Tuesday, January 4, 2011


Happy New Year, everybody—2010 is kaput! Adios to pictures of pelicans drowning in oil. Outta my way to massive layoffs, home foreclosures and cranky voters. Goodbye to the multisyllabic Icelandic volcano that grounded so many airplanes and to the Somali pirates who hijacked so many ships. And for Pete’s sake, no more vuvuzelas! 2011 is ready to roll, and maybe we can get a few things right this time around.

In that spirit, I’d love to rev up some excitement about nonfiction this year and help to put it on the map at a time when it’s needed most. Nonfiction books for kids may not explode pieces of the planet like last year’s BP oil spill or the war in Afghanistan, but they can certainly give the next generation a leg up on preventing such disasters. Why? The big surprise is that we’re currently in the midst of a Golden Age of nonfiction writing for kids. The quality of work that’s being done is simply astounding. Just look at all the things that first-rate nonfiction books can do:

Despite our best efforts, our children are falling behind the rest of the world in education. The U.S. ranks 17th in the 2009 OECD tests comparing student performance in reading, math, and science.
The best nonfiction books are written with such care and are so thoroughly vetted that they get the facts straight, unlike many of today’s error-prone textbooks.

Better yet, these books are anything but boring. Their pages overflow with magical ways to get kids excited about the very subjects they need to learn in school; math, science, history, social studies, reading, writing, economics and the arts. The best nonfiction can do something else too; it encourages readers to think outside the box of tests and test scores. We need all the creativity we can get. It’s one of the main traits that made us successful in the first place.

Not only that, but nonfiction books are fun to read in their own right. They are not textbooks, after all. So nonfiction gets to be hilarious. Or insightful. Or creative to the nth degree. The books can often shock and surprise their readers, and their fabulous artwork adds luster to the tales and enhances the information. Their pages can examine any subject in great depth. They can relate the best stories of all time, and like their fictional counterparts, they can present their true tales as mysteries or as adventures or even as romance. Readers are introduced to the most interesting people of all time too, each one up close and personal with all their flaws and imperfections as well as the deeds that made them famous. What's more, they don't even have to be famous.

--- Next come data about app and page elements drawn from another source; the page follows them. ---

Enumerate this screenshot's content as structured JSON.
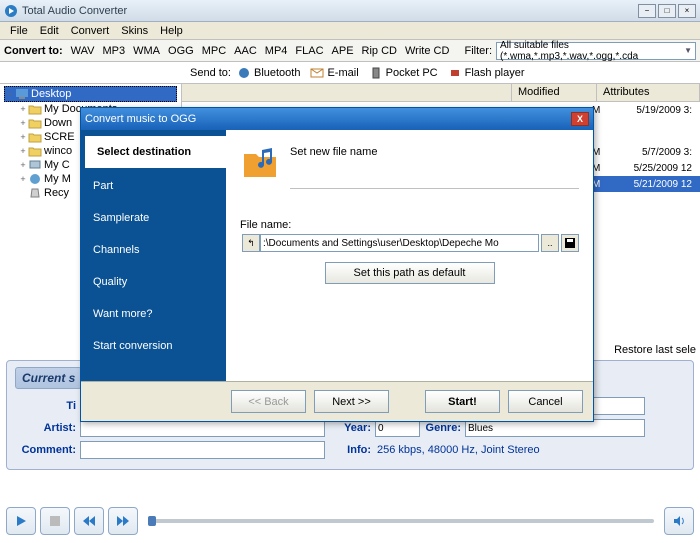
{
  "window": {
    "title": "Total Audio Converter"
  },
  "menu": {
    "file": "File",
    "edit": "Edit",
    "convert": "Convert",
    "skins": "Skins",
    "help": "Help"
  },
  "convert": {
    "label": "Convert to:",
    "formats": [
      "WAV",
      "MP3",
      "WMA",
      "OGG",
      "MPC",
      "AAC",
      "MP4",
      "FLAC",
      "APE",
      "Rip CD",
      "Write CD"
    ],
    "filter_label": "Filter:",
    "filter_value": "All suitable files (*.wma,*.mp3,*.wav,*.ogg,*.cda"
  },
  "send": {
    "label": "Send to:",
    "items": [
      "Bluetooth",
      "E-mail",
      "Pocket PC",
      "Flash player"
    ]
  },
  "tree": {
    "root": "Desktop",
    "children": [
      "My Documents",
      "Down",
      "SCRE",
      "winco",
      "My C",
      "My M",
      "Recy"
    ]
  },
  "filelist": {
    "cols": {
      "modified": "Modified",
      "attr": "Attributes"
    },
    "rows": [
      {
        "m": "M",
        "date": "5/19/2009 3:"
      },
      {
        "m": "M",
        "date": "5/7/2009 3:"
      },
      {
        "m": "M",
        "date": "5/25/2009 12"
      },
      {
        "m": "M",
        "date": "5/21/2009 12",
        "sel": true
      }
    ]
  },
  "restore": "Restore last sele",
  "info": {
    "current": "Current s",
    "title_lbl": "Ti",
    "artist_lbl": "Artist:",
    "comment_lbl": "Comment:",
    "year_lbl": "Year:",
    "year_val": "0",
    "genre_lbl": "Genre:",
    "genre_val": "Blues",
    "info_lbl": "Info:",
    "info_val": "256 kbps, 48000 Hz, Joint Stereo"
  },
  "dialog": {
    "title": "Convert music to OGG",
    "steps": [
      "Select destination",
      "Part",
      "Samplerate",
      "Channels",
      "Quality",
      "Want more?",
      "Start conversion"
    ],
    "active_step": 0,
    "heading": "Set new file name",
    "fn_label": "File name:",
    "fn_value": ":\\Documents and Settings\\user\\Desktop\\Depeche Mo",
    "set_path": "Set this path as default",
    "back": "<< Back",
    "next": "Next >>",
    "start": "Start!",
    "cancel": "Cancel"
  }
}
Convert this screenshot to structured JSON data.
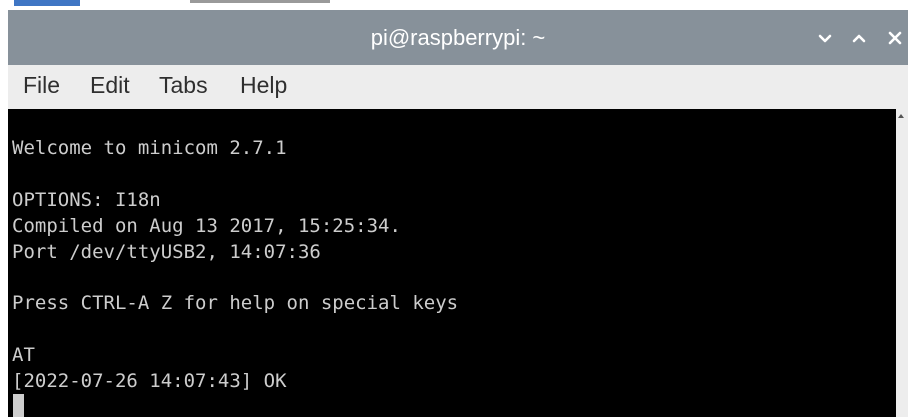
{
  "window": {
    "title": "pi@raspberrypi: ~"
  },
  "title_controls": {
    "minimize_icon": "chevron-down-icon",
    "maximize_icon": "chevron-up-icon",
    "close_icon": "close-icon"
  },
  "menu": {
    "items": [
      {
        "label": "File"
      },
      {
        "label": "Edit"
      },
      {
        "label": "Tabs"
      },
      {
        "label": "Help"
      }
    ]
  },
  "terminal": {
    "lines": [
      "Welcome to minicom 2.7.1",
      "OPTIONS: I18n",
      "Compiled on Aug 13 2017, 15:25:34.",
      "Port /dev/ttyUSB2, 14:07:36",
      "Press CTRL-A Z for help on special keys",
      "AT",
      "[2022-07-26 14:07:43] OK"
    ]
  },
  "colors": {
    "titlebar": "#87919a",
    "menubar": "#ededed",
    "terminal_bg": "#000000",
    "terminal_fg": "#cdcdcd"
  }
}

I often wonder who’s reading this blog. Other INK bloggers? Writers? Nonfiction fans or artists or teachers or editors or parents or kids or lurkers and surfers? I imagine that I’m usually preaching to the choir , and if that’s the case, maybe we can give nonfiction a shot in the arm this year. But if you’re simply curious or were just passing through, try taking a look at these books. I think you’ll be in for a treat.


kidzooo said...

I am a children's non-fiction writer and I read your blog! Thanks for your enthusiasm for what you do...it's contagious!

Barb said...

I too am a children's nonfiction writer and like you, wonder if most of us are just preaching to the choir. If anyone has any links to research that shows creative nonfiction's positive impact in the classroom or other ideas on how to "spread the power of kids nonfiction" at conferences or school visits, would love to have concrete info to share with teachers, librarians and parents!

Rosalyn Schanzer said...

Thanks, fellow authors! Barb, the INK authors have a website that promotes nonfiction and nonfiction authors in the classroom, and among other things, it includes a page full of articles, studies, and books that may answer your questions. The fastest way to get there is to go directly to www.inkthinktank.com/page/supportmaterials.html

To see our authors' comments about school visits, adult presentations, and more, you could just navigate the whole website at www.inkthinktank.com. You can also check out the way we link our books directly to the National Education Standards - very helpful for teachers, we hope.

fusenumber8 said...

Well, when folks ask me to recommend nonfiction blogs for children's books, this is the number one site I recommend time and time again. So trust me, your readership is far and wide.